Geological Fault – Concept, types, characteristics and examples

We explain what a geological fault is, its types and its relationship with seismic movements. In addition, the main failures of the world.

geologic fault
Geological faults produce a discontinuity between stone assemblages.

What is a geological fault?

In geology, a fault a is a fracture or set of fractures in the large stone blocks of the lithosphere, which produce a discontinuity or relative displacement between the stone assemblages. These types of breaks occur when the force of the tectonic movement overcomes the resistance of the soil materials.

Faults are common on the planet, and usually found on the edges of each tectonic plate, in addition to being involved in the tectonic formation of mountains (orogenesis). In addition, these ruptures can be vertical or horizontal, or even occur in a diagonal direction, depending on the geological characteristics of the terrain.

In places where there are faults, seismic movements tend to occur, since the pressure of the tectonic plates shakes the stone blocks when resisting movement, since there is no lubrication of any kind between them: the energy accumulates in the place and when released, when one of the two rock blocks finally gives way , the seismic waves that we perceive on the surface are generated.

Thus, depending on whether they have moved and generated earthquakes at least once in the last 10,000 years or not, the faults can be considered active or inactive, respectively. The active ones, in addition, can be seismic (if they produce tremors) or asismic (if they do not produce them).

Types of geological faults

geological fault types
Faults are classified by the way the plates are displaced.

Faults are usually classified geometrically, that is, from the point of view of the relative displacement of the stone blocks involved, along a fault plane that can be vertical, horizontal or inclined. In this way, the failures are classified into:

Normal or direct failures. Those on which gravity acts, that is, in which one of the stone blocks slides down the other, along an inclined fault plane.

Reverse faults. Those in which the opposite of the previous case occurs, that is, one of the stone blocks rises up from the other, along an inclined fault plane. The block that emerges is known as a thrust.

Elapsed, heading, or tear failures. Those in which the displacement occurs horizontally, parallel to the fault course. Depending on the direction of movement, they can be of two subtypes:

  • Sinistral or left directional, if the block shifts to its left side.
  • Dextral or right direction, if you do it to the opposite side, the right.

Oblique or mixed faults. Those in which two of the three previous cases are combined, that is, the block moves down and to the right, down and to the left, up to the right or up to the left.

Rotational faults. Those in which one of the blocks, instead of moving, rotates on its axis. This can happen in three ways:
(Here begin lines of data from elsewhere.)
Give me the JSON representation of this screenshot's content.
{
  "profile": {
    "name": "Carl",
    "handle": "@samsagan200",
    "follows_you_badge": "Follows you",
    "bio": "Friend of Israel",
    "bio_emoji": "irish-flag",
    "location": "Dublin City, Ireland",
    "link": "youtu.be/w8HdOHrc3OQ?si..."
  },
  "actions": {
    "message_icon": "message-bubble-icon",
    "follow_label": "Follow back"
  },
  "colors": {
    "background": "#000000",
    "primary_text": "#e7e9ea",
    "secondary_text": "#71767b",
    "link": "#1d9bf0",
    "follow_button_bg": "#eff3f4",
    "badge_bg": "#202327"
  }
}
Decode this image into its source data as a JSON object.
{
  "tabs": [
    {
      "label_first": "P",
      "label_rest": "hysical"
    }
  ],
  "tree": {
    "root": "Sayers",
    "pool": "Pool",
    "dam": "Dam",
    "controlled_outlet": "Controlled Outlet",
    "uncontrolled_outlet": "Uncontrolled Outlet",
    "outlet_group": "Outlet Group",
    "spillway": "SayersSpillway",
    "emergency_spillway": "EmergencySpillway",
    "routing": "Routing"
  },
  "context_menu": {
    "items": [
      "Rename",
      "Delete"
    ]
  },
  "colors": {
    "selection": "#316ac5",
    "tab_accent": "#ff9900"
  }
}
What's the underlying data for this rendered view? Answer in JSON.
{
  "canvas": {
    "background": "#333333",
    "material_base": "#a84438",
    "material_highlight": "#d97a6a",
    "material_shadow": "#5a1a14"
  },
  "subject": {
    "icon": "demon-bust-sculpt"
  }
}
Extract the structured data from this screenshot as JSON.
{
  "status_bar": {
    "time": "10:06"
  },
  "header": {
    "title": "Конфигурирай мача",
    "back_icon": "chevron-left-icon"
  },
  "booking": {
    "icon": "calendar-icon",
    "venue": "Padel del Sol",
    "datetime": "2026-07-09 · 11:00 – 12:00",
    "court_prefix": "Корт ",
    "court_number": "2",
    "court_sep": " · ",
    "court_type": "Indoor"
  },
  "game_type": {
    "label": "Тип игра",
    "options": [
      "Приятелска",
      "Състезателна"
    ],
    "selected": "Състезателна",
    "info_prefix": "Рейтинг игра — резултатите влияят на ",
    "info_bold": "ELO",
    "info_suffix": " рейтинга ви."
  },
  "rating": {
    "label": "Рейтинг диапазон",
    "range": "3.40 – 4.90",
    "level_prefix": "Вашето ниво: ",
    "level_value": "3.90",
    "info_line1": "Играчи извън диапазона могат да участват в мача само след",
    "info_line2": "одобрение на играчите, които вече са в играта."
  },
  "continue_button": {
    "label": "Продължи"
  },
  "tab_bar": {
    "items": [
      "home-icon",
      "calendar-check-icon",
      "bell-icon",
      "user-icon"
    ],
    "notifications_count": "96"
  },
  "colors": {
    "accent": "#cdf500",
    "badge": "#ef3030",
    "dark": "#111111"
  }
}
  • Scissor, when the axis of rotation is perpendicular to the fault plane.
  • In cylinder, when the axis of rotation is parallel to the fault plane.
  • In cone, when the axis of rotation is oblique to the fault plane.

In the last two cases, the fault plane is usually curvilinear.

Major faults in the world

Some of the most famous faults in the world are the following:

  • San Andrés fault. A fault of around 1,300 km in length that crosses the states of California, in the United States, and Baja California, in Mexico. It represents the boundary between the tectonic plates of North America and the Pacific, and is famous for its devastating earthquakes, typical of the so-called Pacific Ring of Fire, to which it belongs.
  • Ramón fault. Active fault located east of the capital city of Chile, Santiago, at the foot of the Sierra de Ramón, from where it gets its name. It has a length of 25 km and a depth of 5 km, located in a north-south direction. Being a reverse fault, it is responsible for the creation of the nearby mountain range.
  • Altyn Tagh fault. Gigantic fault of around 2500 km in length, boundary between the tectonic plates of Eurasia and the Indian subcontinent. Located 1,200 km from Mount Everest, it is the largest active strike fracture on the planet, and its last earthquake took place in 2008 in Sichuan, China, leaving more than 60,000 dead.
  • Motagua fault. Located in Guatemala and the Mexican southeast, this fault follows the course of the Motagua River crossing Guatemala and Belize. It represents the separation between the tectonic plates of North America and the Caribbean, and causes numerous volcanic phenomena in Central America.
  • Fagnano-Magallanes fault. Fault system located between the South American and Scotia tectonic plates, in an east-west direction to the south of Argentine Patagonia, from the western mouth of the Strait of Magellan, to the valleys of the Turbio River and the Irigoyen River. Its usual earthquakes do not exceed 4 points on the Richter scale, and the largest occurred in 1949, reaching 7.8 points on the scale.